Admission Standards

Technical Standards for Admission as a professional student

Candidates for the Bachelor of Science in Pharmaceutical Sciences and Doctor of Pharmacy degrees must be able to perform the essential functions in each of the following categories: observation, communication, motor, intellectual, and behavioral/social. However, it is recognized that degrees of ability vary among individuals.

If a potential applicant feels unable to meet these technical standards he/she is encouraged prior to application to discuss your disability with the executive director of Equal Opportunity and Regulatory Compliance at The University of Mississippi to determine whether or not reasonable accommodations can be made.

The University of Mississippi School of Pharmacy is committed to enabling its students by any reasonable means or accommodations to complete the course of study leading to the B.S. in Pharmaceutical Sciences and Doctor of Pharmacy degrees.

1. Observation

All candidates must be able to:

  • Observe lectures, demonstrations, experiments, and practice-based activities.
  • Observe physiological and pharmacological demonstrations, evaluation of microbiological cultures, and microscopic studies of organisms and tissues in normal and pathological states.
  • Observe a patient accurately at a distance and close at hand.
  • Read information on a computer screen.
  • Remain fully alert and attentive at all times in clinical settings.

Additionally, candidates for the Doctor of Pharmacy degree must be able to evaluate visible patient signs and symptoms for the purposes of monitoring drug therapy.

2. Communication

All candidates must be able to:

  • Communicate effectively, sensitively, and rapidly with patients, caregivers, and members of the health care team.
  • Speak, listen, read, and write in the English language.
  • Effectively communicate with instructors and peers.

Additionally, candidates for the Doctor of Pharmacy degree must be able to:

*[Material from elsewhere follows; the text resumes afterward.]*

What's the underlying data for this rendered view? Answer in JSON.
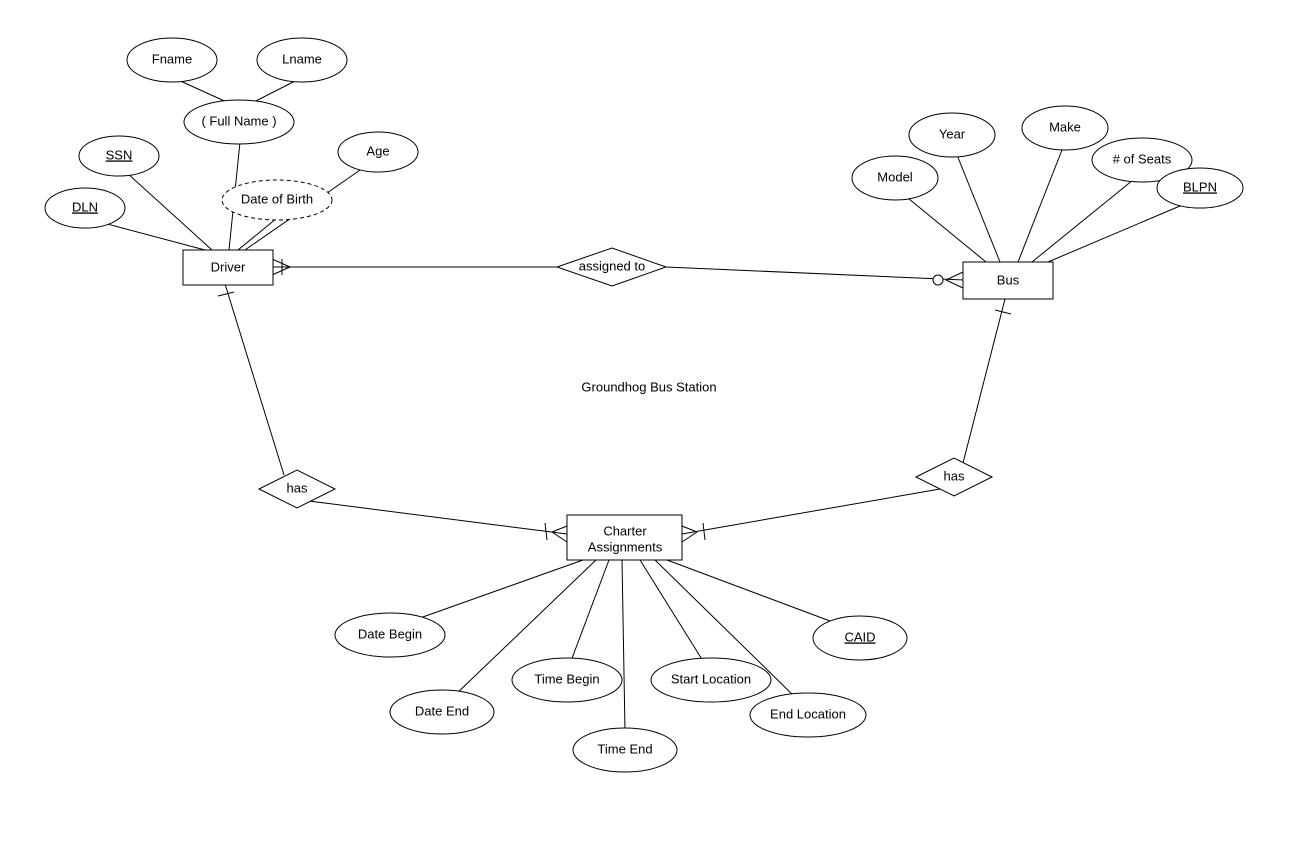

  • Communicate with health care practitioners specifically in reviewing and recommending verbal and written drug therapy orders.
  • Elicit information from patients, describe changes in mood, activity and posture, and perceive nonverbal communications.

3. Psychomotor Skills

All candidates must be able to:

  • Have sufficient motor function to execute all aspects of processing multiple types of drug orders and compounding of medications.
  • Engage in safe and aseptic handling of sterile preparations.
  • Safely and effectively operate appropriate equipment (e.g., microscope, typewriter, glucose monitors, peak flow meters).

Additionally, candidates for the Doctor of Pharmacy degree must be able to:

  • engage in basic physical assessment activities including palpation, auscultation, percussion, and other diagnostic maneuvers.

4. Intellect

All candidates must be able to:

  • Comprehend three-dimensional relationships and understand the spatial relationships of structures.
  • Solve problems involving measurement, calculation, reasoning, analysis, synthesis, and evaluation rapidly in a multi-task setting.
  • Synthesize knowledge and integrate the relevant aspects of a patient’s history, physical findings, and monitoring studies.

Additionally, candidates for the Doctor of Pharmacy degree must be able to:

  • use information to develop a drug therapy and monitoring plan in a reasonable amount of time.

5. Behavioral and Social Attributes

All candidates must be able to:

  • Possess the emotional health required for full use of their intellectual abilities, the exercise of good judgment, and the prompt and safe completion of all responsibilities.
  • Adapt to change, to display flexibility and to learn to function in the face of uncertainties and stressful situations.
  • Possess compassion, integrity, interpersonal skills, motivation, empathy, and concern for others.
  • Demonstrate ethical behavior.
  • Function effectively in situations of physical and emotional stress.
  • Accept appropriate suggestions and criticism and, if necessary, respond by modification.

Additionally, candidates for the Doctor of Pharmacy degree must be able to:

  • Exercise good judgment and prompt completion of all responsibilities involved in the pharmaceutical care of patients.
  • Have the capacity to develop mature, sensitive, and effective relationships with patients.

Admission into this degree program occurs in the spring semester of the high school senior year, i.e., “Early Entry,” but more typically after completion of the Pre-pharmacy curriculum at The University of Mississippi or other accredited institution, i.e., “Regular Entry.”